  • Employing a highly-skilled, middle-income workforce: DRE companies delivering electricity access create skilled jobs that largely fall within the middle-income range for their respective countries. Employee retention is also better than utility-scale power – more than 2/3 of jobs are full-time and long-term. 
  • Engaging too few women: low participation of women in DRE sector –  only about 25% of the workforce – is related to many broader socio-cultural challenges around gender stereotypes, recruitment biases, discriminatory business cultures, perceptions of gender roles and women’s representation in STEM education.
  • Employing a large number of youth: the sector creates decent work for youth (currently representing 40% of all DRE jobs), which can be an important response to the growing challenge of youth unemployment in emerging economies. 
  • Experiencing major skill gaps: there is a growing shortage of job-ready talent to finance, develop, install, operate and market the sector. Management skills, in particular, represent a critical gap for unlocking further sectoral growth.

Commented Gilles Vermot Desroches, Chief Sustainability Officer, Schneider Electric, and General Delegate of the Schneider Electric Foundation: “Access to energy is a basic human right, that’s why we are committed to train 1 million underprivileged people in energy management by 2025.
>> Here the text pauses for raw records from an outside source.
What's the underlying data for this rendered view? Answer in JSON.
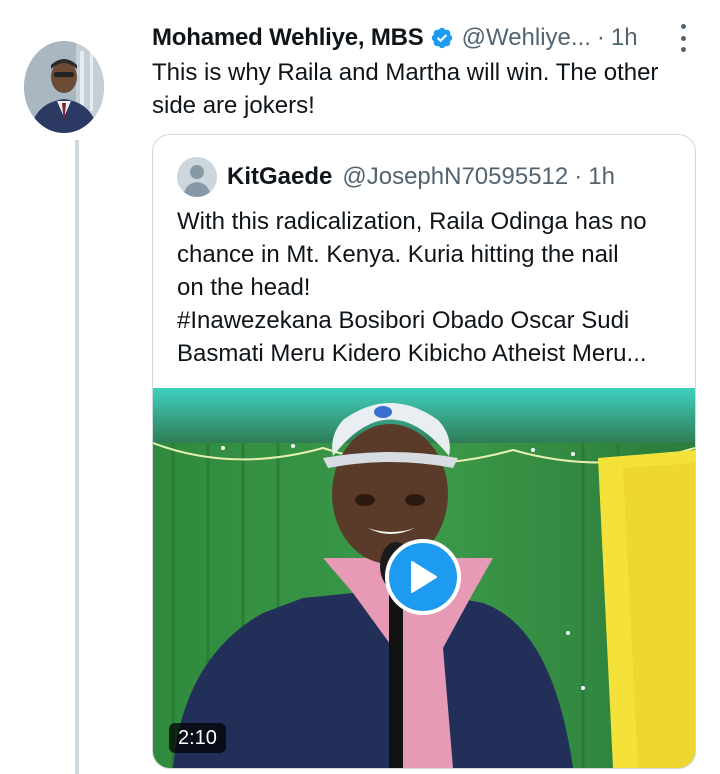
{
  "tweet": {
    "author_name": "Mohamed Wehliye, MBS",
    "handle": "@Wehliye...",
    "separator": "·",
    "time": "1h",
    "text": "This is why Raila and Martha will win. The other side are jokers!",
    "verified_icon": "verified-badge-icon",
    "more_icon": "more-options-icon"
  },
  "quoted_tweet": {
    "author_name": "KitGaede",
    "handle": "@JosephN70595512",
    "separator": "·",
    "time": "1h",
    "text_lines": [
      "With this radicalization, Raila Odinga has no",
      "chance in Mt. Kenya. Kuria hitting the nail",
      "on the head!",
      "#Inawezekana Bosibori Obado Oscar Sudi",
      "Basmati Meru Kidero Kibicho Atheist Meru..."
    ],
    "video": {
      "duration": "2:10",
      "play_icon": "play-icon"
    }
  },
  "colors": {
    "accent": "#1d9bf0",
    "secondary_text": "#536471",
    "border": "#cfd9de"
  }
}
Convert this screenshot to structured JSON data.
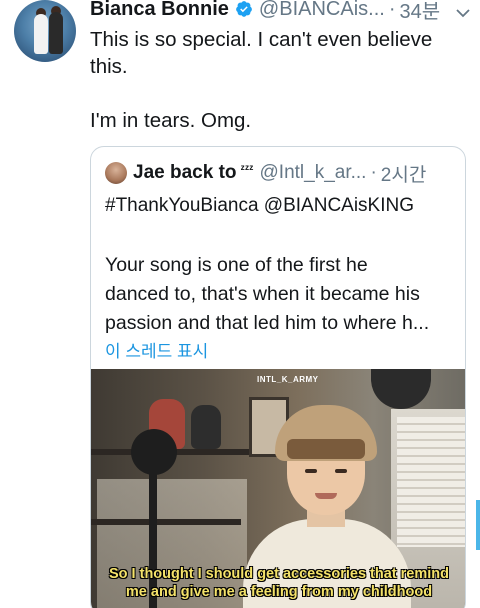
{
  "tweet": {
    "display_name": "Bianca Bonnie",
    "handle": "@BIANCAis...",
    "separator": "·",
    "time": "34분",
    "text_line1": "This is so special. I can't even believe",
    "text_line2": "this.",
    "text_line3": "I'm in tears. Omg.",
    "verified_icon": "verified-badge",
    "menu_icon": "chevron-down"
  },
  "quoted": {
    "display_name": "Jae back to",
    "name_emoji": "ᶻᶻᶻ",
    "handle": "@Intl_k_ar...",
    "separator": "·",
    "time": "2시간",
    "hashtags": "#ThankYouBianca @BIANCAisKING",
    "body_line1": "Your song is one of the first he",
    "body_line2": "danced to, that's when it became his",
    "body_line3": "passion and that led him to where h...",
    "show_thread": "이 스레드 표시",
    "media": {
      "watermark": "INTL_K_ARMY",
      "subtitle_line1": "So I thought I should get accessories that remind",
      "subtitle_line2": "me and give me a feeling from my childhood"
    }
  },
  "colors": {
    "text": "#14171a",
    "muted": "#657786",
    "link": "#1b95e0",
    "border": "#ccd6dd",
    "verified": "#1da1f2",
    "subtitle": "#f4e26a"
  }
}
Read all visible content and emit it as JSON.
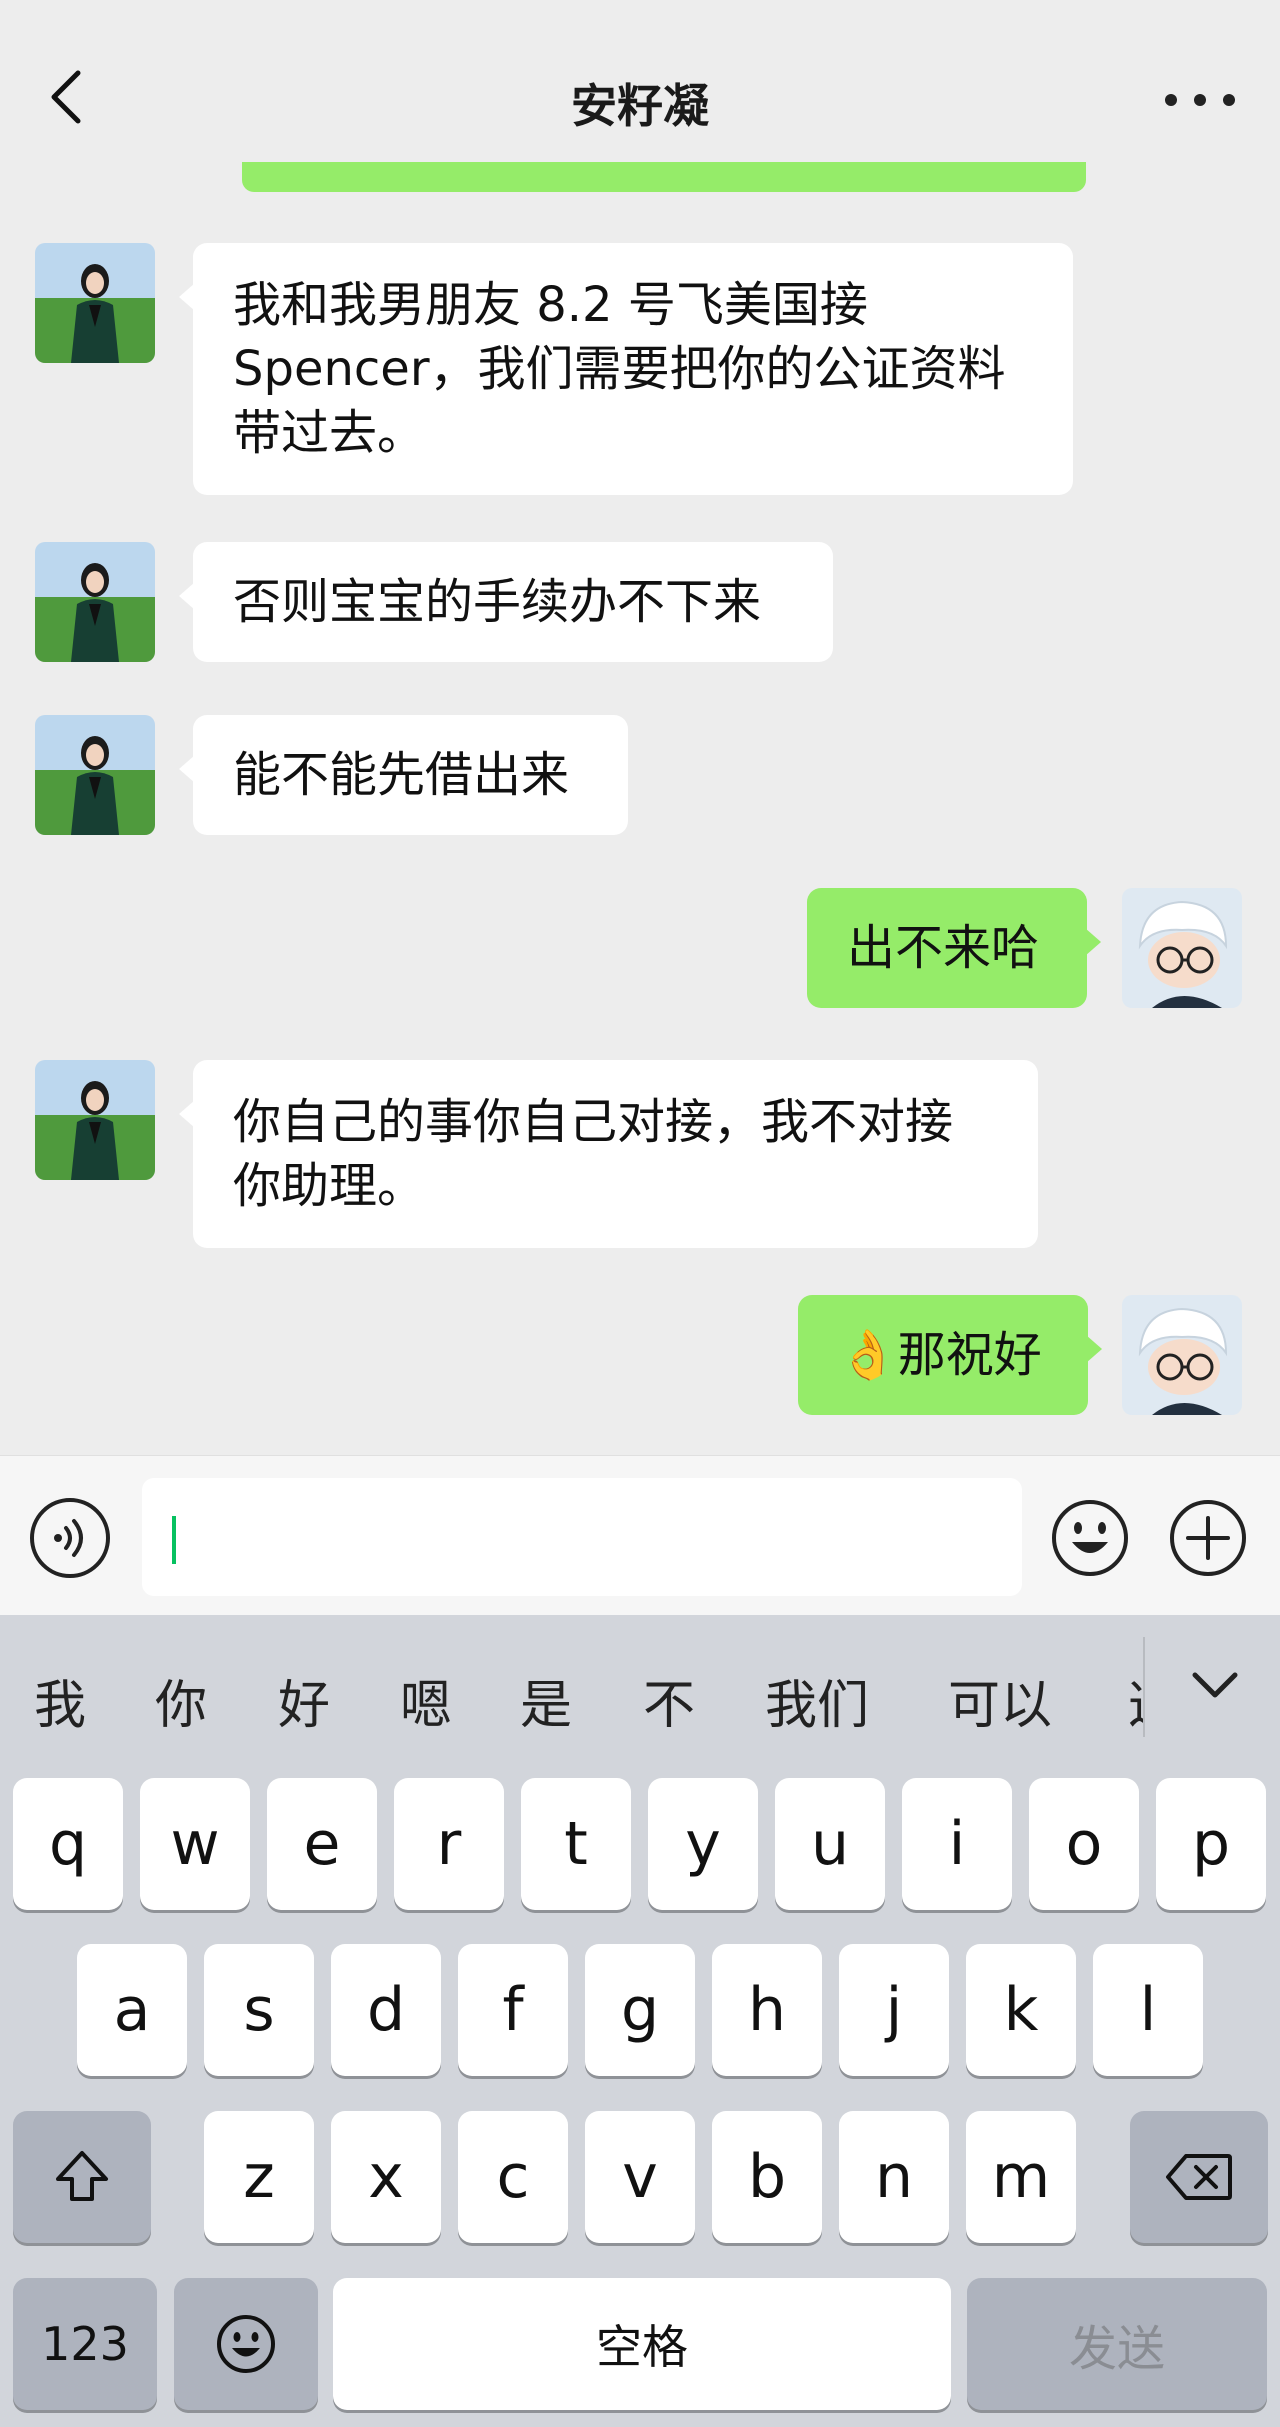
{
  "header": {
    "title": "安籽凝"
  },
  "messages": [
    {
      "side": "left",
      "text": "我和我男朋友 8.2 号飞美国接\nSpencer，我们需要把你的公证资料\n带过去。"
    },
    {
      "side": "left",
      "text": "否则宝宝的手续办不下来"
    },
    {
      "side": "left",
      "text": "能不能先借出来"
    },
    {
      "side": "right",
      "text": "出不来哈"
    },
    {
      "side": "left",
      "text": "你自己的事你自己对接，我不对接\n你助理。"
    },
    {
      "side": "right",
      "text": "👌那祝好"
    }
  ],
  "input": {
    "value": ""
  },
  "keyboard": {
    "candidates": [
      "我",
      "你",
      "好",
      "嗯",
      "是",
      "不",
      "我们",
      "可以",
      "这"
    ],
    "row1": [
      "q",
      "w",
      "e",
      "r",
      "t",
      "y",
      "u",
      "i",
      "o",
      "p"
    ],
    "row2": [
      "a",
      "s",
      "d",
      "f",
      "g",
      "h",
      "j",
      "k",
      "l"
    ],
    "row3": [
      "z",
      "x",
      "c",
      "v",
      "b",
      "n",
      "m"
    ],
    "numbers_label": "123",
    "space_label": "空格",
    "send_label": "发送"
  },
  "colors": {
    "bubble_right": "#95ec69",
    "bubble_left": "#ffffff",
    "background": "#ededed",
    "caret": "#07c160",
    "keyboard_bg": "#d2d5db"
  }
}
“However, we know that we need to create a robust ecosystem that allows these communities – specifically youth and women – to find job opportunities. By empowering local populations to manage and maintain new energy technologies, economic activity can begin to thrive.”

Desroches stressed that a huge job creation opportunity exists provided that governments support the ability of local people to build skills and capacity.

“Energy access is key to building a modern, more equitable economy,” said Suman Sureshbabu, Associate Director of The Rockefeller Foundation’s power initiative.

Sureshbabu continued: “As the Powering Jobs census shows, growth of the decentralised renewable energy sector not only provides new, high-skilled jobs in countries with growing labour forces but improves equity by increasing economic opportunities for rural communities.

“When people can access affordable, reliable electricity that can be employed for productive purposes, they have the means to move up the income ladder, creating a virtuous cycle. With greater economic opportunities, rural communities can better afford electricity.”

Babalwa Bungane
Babalwa Bungane is the content producer for ESI Africa - Clarion Events Africa. Babalwa has been writing for the publication for over five years. She also contributes to sister publications; Smart Energy International and Power Engineering International. Babalwa is a social media enthusiast.